§ INSTRUCTIONS FOR THE TASK
Each line below should be copied exactly as it stands.

§ SOURCE MATERIAL
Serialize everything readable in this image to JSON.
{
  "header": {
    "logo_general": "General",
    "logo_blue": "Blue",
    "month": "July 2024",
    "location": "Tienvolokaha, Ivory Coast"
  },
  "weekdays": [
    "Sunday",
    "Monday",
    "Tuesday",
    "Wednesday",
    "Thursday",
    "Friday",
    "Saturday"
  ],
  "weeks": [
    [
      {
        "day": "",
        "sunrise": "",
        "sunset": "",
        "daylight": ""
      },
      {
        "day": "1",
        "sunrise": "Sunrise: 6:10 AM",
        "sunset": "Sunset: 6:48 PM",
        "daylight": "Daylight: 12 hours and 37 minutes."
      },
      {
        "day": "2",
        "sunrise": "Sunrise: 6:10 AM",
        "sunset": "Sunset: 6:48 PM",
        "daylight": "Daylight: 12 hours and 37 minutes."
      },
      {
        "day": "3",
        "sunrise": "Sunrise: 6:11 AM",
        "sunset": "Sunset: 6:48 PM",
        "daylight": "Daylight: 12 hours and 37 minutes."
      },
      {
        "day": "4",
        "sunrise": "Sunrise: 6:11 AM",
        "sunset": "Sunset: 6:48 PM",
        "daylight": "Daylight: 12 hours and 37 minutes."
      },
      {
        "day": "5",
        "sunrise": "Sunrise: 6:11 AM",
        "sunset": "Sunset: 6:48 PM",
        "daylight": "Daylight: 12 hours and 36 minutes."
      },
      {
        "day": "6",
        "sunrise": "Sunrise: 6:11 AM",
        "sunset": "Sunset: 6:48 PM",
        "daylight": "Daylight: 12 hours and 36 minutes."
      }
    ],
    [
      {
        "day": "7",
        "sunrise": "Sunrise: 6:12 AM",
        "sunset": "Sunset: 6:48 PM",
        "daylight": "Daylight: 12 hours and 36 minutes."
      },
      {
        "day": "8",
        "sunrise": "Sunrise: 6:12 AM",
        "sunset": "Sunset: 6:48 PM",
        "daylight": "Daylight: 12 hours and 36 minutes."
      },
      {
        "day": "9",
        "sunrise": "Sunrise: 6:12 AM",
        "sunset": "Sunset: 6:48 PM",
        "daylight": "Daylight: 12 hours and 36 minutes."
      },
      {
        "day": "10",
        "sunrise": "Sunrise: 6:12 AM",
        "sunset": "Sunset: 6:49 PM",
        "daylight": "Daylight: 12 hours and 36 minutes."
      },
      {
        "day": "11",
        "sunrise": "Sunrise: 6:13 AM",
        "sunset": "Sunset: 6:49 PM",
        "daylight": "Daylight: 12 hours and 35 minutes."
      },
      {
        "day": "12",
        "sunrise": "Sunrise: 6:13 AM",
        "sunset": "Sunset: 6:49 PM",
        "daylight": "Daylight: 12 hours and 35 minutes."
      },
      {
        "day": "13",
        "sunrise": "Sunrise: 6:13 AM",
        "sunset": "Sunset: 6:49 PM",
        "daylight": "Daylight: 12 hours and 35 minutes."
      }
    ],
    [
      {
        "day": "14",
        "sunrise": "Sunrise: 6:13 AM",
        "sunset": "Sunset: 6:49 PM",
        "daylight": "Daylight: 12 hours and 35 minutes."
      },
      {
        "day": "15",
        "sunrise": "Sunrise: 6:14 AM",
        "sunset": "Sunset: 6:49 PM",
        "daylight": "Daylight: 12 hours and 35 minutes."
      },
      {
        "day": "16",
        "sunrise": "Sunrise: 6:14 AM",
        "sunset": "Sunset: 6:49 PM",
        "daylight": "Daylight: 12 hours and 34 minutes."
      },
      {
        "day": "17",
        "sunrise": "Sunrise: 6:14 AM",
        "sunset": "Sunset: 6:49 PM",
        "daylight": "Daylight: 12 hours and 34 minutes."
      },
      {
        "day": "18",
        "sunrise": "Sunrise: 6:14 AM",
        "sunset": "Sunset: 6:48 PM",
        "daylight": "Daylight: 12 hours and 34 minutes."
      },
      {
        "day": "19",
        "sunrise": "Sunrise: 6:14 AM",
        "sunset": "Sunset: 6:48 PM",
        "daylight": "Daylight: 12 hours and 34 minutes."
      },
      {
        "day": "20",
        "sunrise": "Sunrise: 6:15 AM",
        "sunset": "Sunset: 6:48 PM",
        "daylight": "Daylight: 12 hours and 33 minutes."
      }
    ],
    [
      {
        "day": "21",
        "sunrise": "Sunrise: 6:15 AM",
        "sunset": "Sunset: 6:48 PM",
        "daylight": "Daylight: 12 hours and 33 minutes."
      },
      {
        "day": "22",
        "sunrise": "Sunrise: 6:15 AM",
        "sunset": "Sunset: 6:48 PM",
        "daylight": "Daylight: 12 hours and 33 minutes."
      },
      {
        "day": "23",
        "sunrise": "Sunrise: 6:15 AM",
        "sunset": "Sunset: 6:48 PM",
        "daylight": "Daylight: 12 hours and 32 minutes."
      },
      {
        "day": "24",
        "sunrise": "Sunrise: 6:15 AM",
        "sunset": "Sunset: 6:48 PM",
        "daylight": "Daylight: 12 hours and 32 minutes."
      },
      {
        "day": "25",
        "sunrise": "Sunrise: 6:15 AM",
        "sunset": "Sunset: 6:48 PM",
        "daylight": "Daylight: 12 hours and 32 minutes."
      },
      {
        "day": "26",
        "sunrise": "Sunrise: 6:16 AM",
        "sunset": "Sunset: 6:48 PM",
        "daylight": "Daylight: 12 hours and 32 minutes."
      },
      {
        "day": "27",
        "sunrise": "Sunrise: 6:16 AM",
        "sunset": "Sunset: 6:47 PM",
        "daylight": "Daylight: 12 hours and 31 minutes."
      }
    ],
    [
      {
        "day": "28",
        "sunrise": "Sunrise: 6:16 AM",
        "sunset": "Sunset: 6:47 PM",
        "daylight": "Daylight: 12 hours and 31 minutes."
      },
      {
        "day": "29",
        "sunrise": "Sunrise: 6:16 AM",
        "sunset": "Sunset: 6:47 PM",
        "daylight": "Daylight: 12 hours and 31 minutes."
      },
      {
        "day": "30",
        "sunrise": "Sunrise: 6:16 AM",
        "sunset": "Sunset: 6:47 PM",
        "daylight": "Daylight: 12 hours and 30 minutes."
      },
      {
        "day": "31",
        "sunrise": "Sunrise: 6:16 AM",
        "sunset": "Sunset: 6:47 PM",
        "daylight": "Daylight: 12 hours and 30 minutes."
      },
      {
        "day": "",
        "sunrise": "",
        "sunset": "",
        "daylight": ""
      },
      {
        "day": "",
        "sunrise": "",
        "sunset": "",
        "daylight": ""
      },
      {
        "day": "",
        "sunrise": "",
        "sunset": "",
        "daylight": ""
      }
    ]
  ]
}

§ ANSWER BOX
Serialize everything readable in this image to JSON.
{
  "header": {
    "logo_general": "General",
    "logo_blue": "Blue",
    "month": "July 2024",
    "location": "Tienvolokaha, Ivory Coast"
  },
  "weekdays": [
    "Sunday",
    "Monday",
    "Tuesday",
    "Wednesday",
    "Thursday",
    "Friday",
    "Saturday"
  ],
  "weeks": [
    [
      {
        "day": "",
        "sunrise": "",
        "sunset": "",
        "daylight": ""
      },
      {
        "day": "1",
        "sunrise": "Sunrise: 6:10 AM",
        "sunset": "Sunset: 6:48 PM",
        "daylight": "Daylight: 12 hours and 37 minutes."
      },
      {
        "day": "2",
        "sunrise": "Sunrise: 6:10 AM",
        "sunset": "Sunset: 6:48 PM",
        "daylight": "Daylight: 12 hours and 37 minutes."
      },
      {
        "day": "3",
        "sunrise": "Sunrise: 6:11 AM",
        "sunset": "Sunset: 6:48 PM",
        "daylight": "Daylight: 12 hours and 37 minutes."
      },
      {
        "day": "4",
        "sunrise": "Sunrise: 6:11 AM",
        "sunset": "Sunset: 6:48 PM",
        "daylight": "Daylight: 12 hours and 37 minutes."
      },
      {
        "day": "5",
        "sunrise": "Sunrise: 6:11 AM",
        "sunset": "Sunset: 6:48 PM",
        "daylight": "Daylight: 12 hours and 36 minutes."
      },
      {
        "day": "6",
        "sunrise": "Sunrise: 6:11 AM",
        "sunset": "Sunset: 6:48 PM",
        "daylight": "Daylight: 12 hours and 36 minutes."
      }
    ],
    [
      {
        "day": "7",
        "sunrise": "Sunrise: 6:12 AM",
        "sunset": "Sunset: 6:48 PM",
        "daylight": "Daylight: 12 hours and 36 minutes."
      },
      {
        "day": "8",
        "sunrise": "Sunrise: 6:12 AM",
        "sunset": "Sunset: 6:48 PM",
        "daylight": "Daylight: 12 hours and 36 minutes."
      },
      {
        "day": "9",
        "sunrise": "Sunrise: 6:12 AM",
        "sunset": "Sunset: 6:48 PM",
        "daylight": "Daylight: 12 hours and 36 minutes."
      },
      {
        "day": "10",
        "sunrise": "Sunrise: 6:12 AM",
        "sunset": "Sunset: 6:49 PM",
        "daylight": "Daylight: 12 hours and 36 minutes."
      },
      {
        "day": "11",
        "sunrise": "Sunrise: 6:13 AM",
        "sunset": "Sunset: 6:49 PM",
        "daylight": "Daylight: 12 hours and 35 minutes."
      },
      {
        "day": "12",
        "sunrise": "Sunrise: 6:13 AM",
        "sunset": "Sunset: 6:49 PM",
        "daylight": "Daylight: 12 hours and 35 minutes."
      },
      {
        "day": "13",
        "sunrise": "Sunrise: 6:13 AM",
        "sunset": "Sunset: 6:49 PM",
        "daylight": "Daylight: 12 hours and 35 minutes."
      }
    ],
    [
      {
        "day": "14",
        "sunrise": "Sunrise: 6:13 AM",
        "sunset": "Sunset: 6:49 PM",
        "daylight": "Daylight: 12 hours and 35 minutes."
      },
      {
        "day": "15",
        "sunrise": "Sunrise: 6:14 AM",
        "sunset": "Sunset: 6:49 PM",
        "daylight": "Daylight: 12 hours and 35 minutes."
      },
      {
        "day": "16",
        "sunrise": "Sunrise: 6:14 AM",
        "sunset": "Sunset: 6:49 PM",
        "daylight": "Daylight: 12 hours and 34 minutes."
      },
      {
        "day": "17",
        "sunrise": "Sunrise: 6:14 AM",
        "sunset": "Sunset: 6:49 PM",
        "daylight": "Daylight: 12 hours and 34 minutes."
      },
      {
        "day": "18",
        "sunrise": "Sunrise: 6:14 AM",
        "sunset": "Sunset: 6:48 PM",
        "daylight": "Daylight: 12 hours and 34 minutes."
      },
      {
        "day": "19",
        "sunrise": "Sunrise: 6:14 AM",
        "sunset": "Sunset: 6:48 PM",
        "daylight": "Daylight: 12 hours and 34 minutes."
      },
      {
        "day": "20",
        "sunrise": "Sunrise: 6:15 AM",
        "sunset": "Sunset: 6:48 PM",
        "daylight": "Daylight: 12 hours and 33 minutes."
      }
    ],
    [
      {
        "day": "21",
        "sunrise": "Sunrise: 6:15 AM",
        "sunset": "Sunset: 6:48 PM",
        "daylight": "Daylight: 12 hours and 33 minutes."
      },
      {
        "day": "22",
        "sunrise": "Sunrise: 6:15 AM",
        "sunset": "Sunset: 6:48 PM",
        "daylight": "Daylight: 12 hours and 33 minutes."
      },
      {
        "day": "23",
        "sunrise": "Sunrise: 6:15 AM",
        "sunset": "Sunset: 6:48 PM",
        "daylight": "Daylight: 12 hours and 32 minutes."
      },
      {
        "day": "24",
        "sunrise": "Sunrise: 6:15 AM",
        "sunset": "Sunset: 6:48 PM",
        "daylight": "Daylight: 12 hours and 32 minutes."
      },
      {
        "day": "25",
        "sunrise": "Sunrise: 6:15 AM",
        "sunset": "Sunset: 6:48 PM",
        "daylight": "Daylight: 12 hours and 32 minutes."
      },
      {
        "day": "26",
        "sunrise": "Sunrise: 6:16 AM",
        "sunset": "Sunset: 6:48 PM",
        "daylight": "Daylight: 12 hours and 32 minutes."
      },
      {
        "day": "27",
        "sunrise": "Sunrise: 6:16 AM",
        "sunset": "Sunset: 6:47 PM",
        "daylight": "Daylight: 12 hours and 31 minutes."
      }
    ],
    [
      {
        "day": "28",
        "sunrise": "Sunrise: 6:16 AM",
        "sunset": "Sunset: 6:47 PM",
        "daylight": "Daylight: 12 hours and 31 minutes."
      },
      {
        "day": "29",
        "sunrise": "Sunrise: 6:16 AM",
        "sunset": "Sunset: 6:47 PM",
        "daylight": "Daylight: 12 hours and 31 minutes."
      },
      {
        "day": "30",
        "sunrise": "Sunrise: 6:16 AM",
        "sunset": "Sunset: 6:47 PM",
        "daylight": "Daylight: 12 hours and 30 minutes."
      },
      {
        "day": "31",
        "sunrise": "Sunrise: 6:16 AM",
        "sunset": "Sunset: 6:47 PM",
        "daylight": "Daylight: 12 hours and 30 minutes."
      },
      {
        "day": "",
        "sunrise": "",
        "sunset": "",
        "daylight": ""
      },
      {
        "day": "",
        "sunrise": "",
        "sunset": "",
        "daylight": ""
      },
      {
        "day": "",
        "sunrise": "",
        "sunset": "",
        "daylight": ""
      }
    ]
  ]
}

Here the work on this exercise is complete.